As adults we can look for ways to motivate them to apply effort and persevere toward attaining excellence in some part of their life. Begin by identifying your teen’s existing interests (singing, cooking, math, animal care, etc.), then encourage them to attain a level of excellence in that field. Direct their passions and enthusiasm in constructive ways.


The Living Wisdom High School at Ananda Village is currently accepting mid-year and foreign applications. Scholarships are available on a basis of need and affinity with our program.

A Student’s Perspective on Adventure and Challenge

Italy/Slovenia Trip Overview

Jr. at Living Wisdom High school, Rachel Anderson

This trip was a fantastic experience for me. It combined things that were fun and enjoyable with challenges that I would never have expected. I was so glad to have had this opportunity to travel with my peers, serve internationally, experience a new culture, and challenge myself.

Every trip has its ups and downs. It’s hard to pick a favorite experience or to know what the most challenging obstacle was, but I learned more about others and myself in six weeks abroad in Italy and Slovenia than I had all summer. I feel like we were all challenged to a sufficient extent academically, physically and emotionally: it was enough of a challenge just balancing these things!

Admittedly, my academic studies suffered a little. I didn’t do as much math as usual, or read as much, and my U.S. history and biology studies were put aside for Italian history classes, the time I spent staring at bugs that I’d never seen before, and followed the Italian Living Wisdom Students in hikes through il bosco (the forest). Do I feel like I lost any knowledge? No. I have seen La Fontana di Trevi, looked over Ljubljana, cheered for the archers of San Bernadetto and sat in St. Francis’s tomb with true Franciscan monks. Pictures will never be able to do justice to the beauty of the Umbrian countryside and it is one thing to say “St. Peter was crucified in St. Peter’s square in the Vatican City bla, bla, bla….” And it’s another thing altogether to stand there. As much as those experiences will be valuable to me for the rest of my life, I feel like the more valuable thing than any of that will be the lessons I learned about myself and interacting with others.

I found that if I don’t force myself to think of exercise as an assignment, I won’t do it. I found that I prefer a schedule that tells me exactly what I’m supposed to be doing and when, as opposed to open-ended days. I found that I love trains.

Through the course of the trip I was working on ‘doing whatever I want’ – another way of saying independent thinking. It was a challenge for me, having always been eager to please everyone and avoid confrontation whenever possible.

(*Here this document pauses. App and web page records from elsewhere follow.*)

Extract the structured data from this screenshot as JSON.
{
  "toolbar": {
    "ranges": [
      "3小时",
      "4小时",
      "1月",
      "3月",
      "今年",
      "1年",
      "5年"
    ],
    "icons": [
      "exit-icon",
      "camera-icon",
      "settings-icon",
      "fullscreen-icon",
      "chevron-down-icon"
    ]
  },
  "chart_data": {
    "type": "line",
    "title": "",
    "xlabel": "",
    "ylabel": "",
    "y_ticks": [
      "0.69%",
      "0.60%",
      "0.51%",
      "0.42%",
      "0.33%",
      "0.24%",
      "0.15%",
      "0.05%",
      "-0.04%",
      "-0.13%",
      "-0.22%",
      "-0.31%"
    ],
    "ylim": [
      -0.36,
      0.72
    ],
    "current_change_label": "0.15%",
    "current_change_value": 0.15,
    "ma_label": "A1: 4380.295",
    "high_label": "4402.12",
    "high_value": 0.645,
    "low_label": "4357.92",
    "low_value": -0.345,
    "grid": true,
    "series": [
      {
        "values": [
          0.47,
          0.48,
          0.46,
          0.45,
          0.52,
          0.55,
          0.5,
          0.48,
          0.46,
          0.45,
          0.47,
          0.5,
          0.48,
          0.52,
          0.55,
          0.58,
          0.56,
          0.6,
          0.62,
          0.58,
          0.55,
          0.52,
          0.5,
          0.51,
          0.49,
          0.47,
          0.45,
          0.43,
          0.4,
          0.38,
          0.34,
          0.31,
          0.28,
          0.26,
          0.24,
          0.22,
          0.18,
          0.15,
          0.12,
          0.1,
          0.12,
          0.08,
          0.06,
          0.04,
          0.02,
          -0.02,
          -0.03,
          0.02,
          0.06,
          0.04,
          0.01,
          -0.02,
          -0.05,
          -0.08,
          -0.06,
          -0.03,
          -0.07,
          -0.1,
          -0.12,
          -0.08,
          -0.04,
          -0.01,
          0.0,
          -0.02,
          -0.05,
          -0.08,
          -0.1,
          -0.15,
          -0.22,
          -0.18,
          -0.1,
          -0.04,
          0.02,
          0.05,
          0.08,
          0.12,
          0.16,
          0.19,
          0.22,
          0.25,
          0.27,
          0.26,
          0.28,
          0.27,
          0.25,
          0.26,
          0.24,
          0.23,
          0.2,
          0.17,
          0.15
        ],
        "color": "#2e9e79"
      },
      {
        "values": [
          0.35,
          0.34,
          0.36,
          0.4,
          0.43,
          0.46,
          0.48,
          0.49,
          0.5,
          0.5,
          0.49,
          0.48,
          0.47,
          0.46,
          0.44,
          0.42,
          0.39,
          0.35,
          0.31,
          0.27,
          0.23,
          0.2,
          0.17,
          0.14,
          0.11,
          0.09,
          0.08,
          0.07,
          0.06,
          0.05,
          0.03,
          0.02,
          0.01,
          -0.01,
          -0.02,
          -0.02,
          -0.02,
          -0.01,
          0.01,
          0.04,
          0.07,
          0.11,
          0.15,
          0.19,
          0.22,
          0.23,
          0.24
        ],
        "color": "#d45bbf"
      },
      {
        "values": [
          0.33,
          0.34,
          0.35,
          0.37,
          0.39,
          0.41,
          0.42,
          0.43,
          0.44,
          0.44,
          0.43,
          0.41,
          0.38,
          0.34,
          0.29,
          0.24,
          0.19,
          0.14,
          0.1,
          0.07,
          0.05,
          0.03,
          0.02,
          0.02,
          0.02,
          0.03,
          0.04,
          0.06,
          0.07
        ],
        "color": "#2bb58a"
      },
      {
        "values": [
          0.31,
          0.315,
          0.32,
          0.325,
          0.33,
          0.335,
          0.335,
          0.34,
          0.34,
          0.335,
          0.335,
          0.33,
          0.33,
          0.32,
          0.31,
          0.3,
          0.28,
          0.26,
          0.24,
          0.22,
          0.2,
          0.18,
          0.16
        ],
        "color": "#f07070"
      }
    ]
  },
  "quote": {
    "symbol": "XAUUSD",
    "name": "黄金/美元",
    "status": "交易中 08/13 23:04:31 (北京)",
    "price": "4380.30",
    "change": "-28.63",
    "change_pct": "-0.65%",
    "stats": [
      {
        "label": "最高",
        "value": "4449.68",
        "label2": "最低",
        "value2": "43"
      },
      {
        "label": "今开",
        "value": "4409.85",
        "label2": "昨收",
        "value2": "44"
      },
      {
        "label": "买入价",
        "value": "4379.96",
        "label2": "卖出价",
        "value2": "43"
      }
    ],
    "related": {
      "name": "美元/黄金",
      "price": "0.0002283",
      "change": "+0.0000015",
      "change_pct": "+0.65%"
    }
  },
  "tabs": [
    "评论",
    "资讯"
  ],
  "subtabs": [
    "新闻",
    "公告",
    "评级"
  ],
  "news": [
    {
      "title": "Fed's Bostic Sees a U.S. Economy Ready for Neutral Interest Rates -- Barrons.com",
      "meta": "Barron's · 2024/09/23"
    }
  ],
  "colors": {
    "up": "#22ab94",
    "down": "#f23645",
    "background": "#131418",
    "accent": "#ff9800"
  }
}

I had good examples of independent action through my peers, which helped set the wheels in motion for me to be empowered to ‘do whatever I want’. This lesson, and many others (that I can’t mention within 500 words) will be ones that I keep with me for the rest of my life.

There were challenges on the trip, of course, and looking back I see ways that they might have been avoided. Firstly, I think a trip later in the year would help the students (and the teachers) prepare academically for study outside of a set schedule. I think that researching the location and putting together a more detailed plan of what we want to do, how, when, and using the resources available would be a good exercise, and beneficial to the overall chaos- because you know there’ll be some- when we arrive. But these challenges can all be addressed, and if not addressed, overcome in the moment.

When I look back on this trip, I will remember a time of my life that tested my strengths and illustrated my weaknesses, that challenged me and forced me to think and live ‘outside my box’. But this was a trip that, in the end, improved my character, opened new doors to me, gave me new perspectives and inspiration, and taught me lessons that I will never forget.